How long it was before the other Mountainherds came I do not know. Yet at last they made their way to the roiling sea of rock that had risen at the words of Magra, Thela, Bes and brought all their force and all their voices together and calmed the mountains and set them once more in their proper place. And in the middle of the mountains, in the valley at their very heart, they found much wreckage and, in the middle of the wreckage, a single ship, battered and near broken.
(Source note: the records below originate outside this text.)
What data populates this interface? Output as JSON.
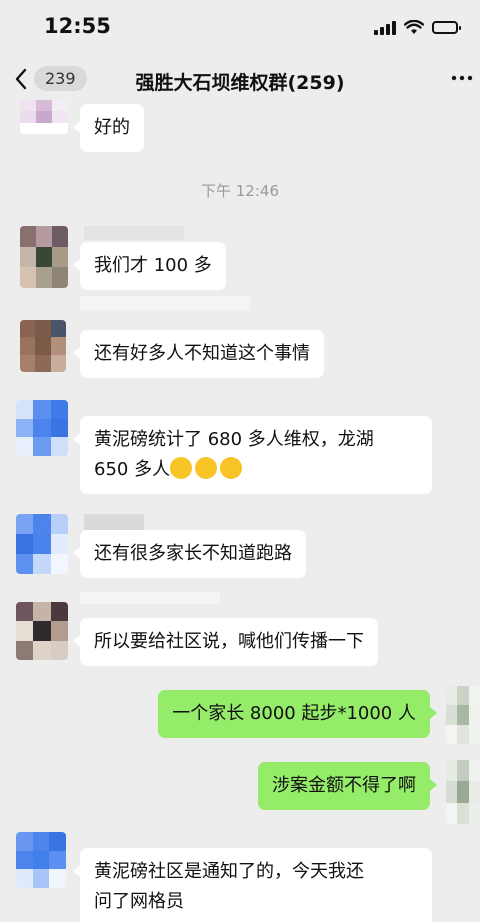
{
  "status_bar": {
    "time": "12:55"
  },
  "nav": {
    "back_count": "239",
    "title": "强胜大石坝维权群(259)"
  },
  "chat": {
    "timestamp": "下午 12:46",
    "messages": [
      {
        "text": "好的",
        "side": "left"
      },
      {
        "text": "我们才 100 多",
        "side": "left"
      },
      {
        "text": "还有好多人不知道这个事情",
        "side": "left"
      },
      {
        "text": "黄泥磅统计了 680 多人维权，龙湖",
        "text2": "650 多人",
        "side": "left"
      },
      {
        "text": "还有很多家长不知道跑路",
        "side": "left"
      },
      {
        "text": "所以要给社区说，喊他们传播一下",
        "side": "left"
      },
      {
        "text": "一个家长 8000 起步*1000 人",
        "side": "right"
      },
      {
        "text": "涉案金额不得了啊",
        "side": "right"
      },
      {
        "text": "黄泥磅社区是通知了的，今天我还",
        "text2": "问了网格员",
        "side": "left"
      }
    ]
  }
}
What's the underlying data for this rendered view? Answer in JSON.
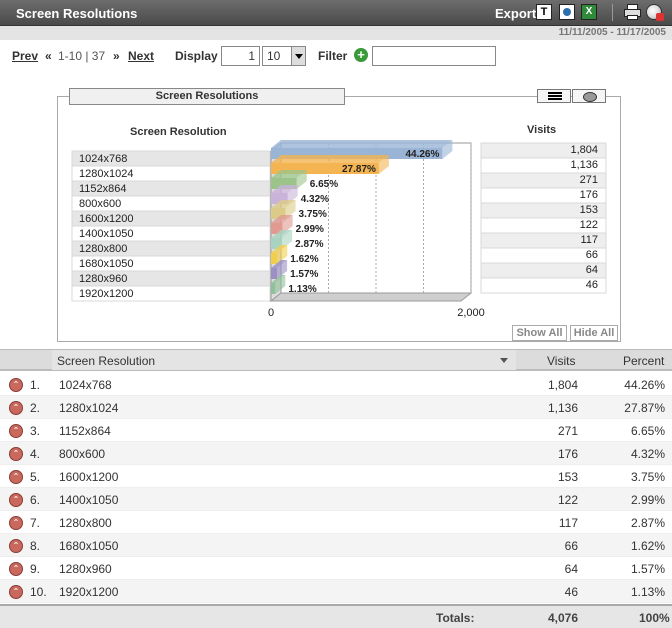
{
  "header": {
    "title": "Screen Resolutions",
    "export_label": "Export"
  },
  "daterange": "11/11/2005 - 11/17/2005",
  "nav": {
    "prev": "Prev",
    "next": "Next",
    "range": "1-10 | 37",
    "display_label": "Display",
    "display_start": "1",
    "display_count": "10",
    "filter_label": "Filter",
    "filter_value": ""
  },
  "chart_data": {
    "type": "bar",
    "title": "Screen Resolutions",
    "category_header": "Screen Resolution",
    "value_header": "Visits",
    "categories": [
      "1024x768",
      "1280x1024",
      "1152x864",
      "800x600",
      "1600x1200",
      "1400x1050",
      "1280x800",
      "1680x1050",
      "1280x960",
      "1920x1200"
    ],
    "values": [
      1804,
      1136,
      271,
      176,
      153,
      122,
      117,
      66,
      64,
      46
    ],
    "value_labels": [
      "1,804",
      "1,136",
      "271",
      "176",
      "153",
      "122",
      "117",
      "66",
      "64",
      "46"
    ],
    "percent_labels": [
      "44.26%",
      "27.87%",
      "6.65%",
      "4.32%",
      "3.75%",
      "2.99%",
      "2.87%",
      "1.62%",
      "1.57%",
      "1.13%"
    ],
    "colors": [
      "#9ab4d6",
      "#f3b451",
      "#9cc48a",
      "#c9b3d8",
      "#dccb88",
      "#e09a90",
      "#a9d3c0",
      "#f2cf4a",
      "#9b8fc4",
      "#8fc19a"
    ],
    "xlim": [
      0,
      2000
    ],
    "xticks": [
      "0",
      "2,000"
    ],
    "grid": true
  },
  "chart_buttons": {
    "show_all": "Show All",
    "hide_all": "Hide All"
  },
  "table": {
    "headers": {
      "name": "Screen Resolution",
      "visits": "Visits",
      "percent": "Percent"
    },
    "rows": [
      {
        "rank": "1.",
        "name": "1024x768",
        "visits": "1,804",
        "percent": "44.26%"
      },
      {
        "rank": "2.",
        "name": "1280x1024",
        "visits": "1,136",
        "percent": "27.87%"
      },
      {
        "rank": "3.",
        "name": "1152x864",
        "visits": "271",
        "percent": "6.65%"
      },
      {
        "rank": "4.",
        "name": "800x600",
        "visits": "176",
        "percent": "4.32%"
      },
      {
        "rank": "5.",
        "name": "1600x1200",
        "visits": "153",
        "percent": "3.75%"
      },
      {
        "rank": "6.",
        "name": "1400x1050",
        "visits": "122",
        "percent": "2.99%"
      },
      {
        "rank": "7.",
        "name": "1280x800",
        "visits": "117",
        "percent": "2.87%"
      },
      {
        "rank": "8.",
        "name": "1680x1050",
        "visits": "66",
        "percent": "1.62%"
      },
      {
        "rank": "9.",
        "name": "1280x960",
        "visits": "64",
        "percent": "1.57%"
      },
      {
        "rank": "10.",
        "name": "1920x1200",
        "visits": "46",
        "percent": "1.13%"
      }
    ],
    "totals": {
      "label": "Totals:",
      "visits": "4,076",
      "percent": "100%"
    }
  }
}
On the ship was a man, cradling a bow and a wooden lion and a sliver of mountainsbreath, carved in such a manner as to make the heart sing. And beside him were two bodies, one of a man and one of a woman, and each was bound in a tapestry new-woven from mountain flowers with a skill beyond even the Mountainherds’ imagining. And the man did not speak when they found him but simply delivered the things which he held into their hands and stepped down from his ship and walked off alone along a path none had seen before nor ever would see again. And whether the man was Churst or Cherrak none can say, for Churst and Cherrak were twins.

1. Even to this day, one of the great prides of the House of Vulpa is one of Fraiyke’s bows, handed down to the eldest child of the line and as strong and true today as it was when Fraiyke’s hand first made it.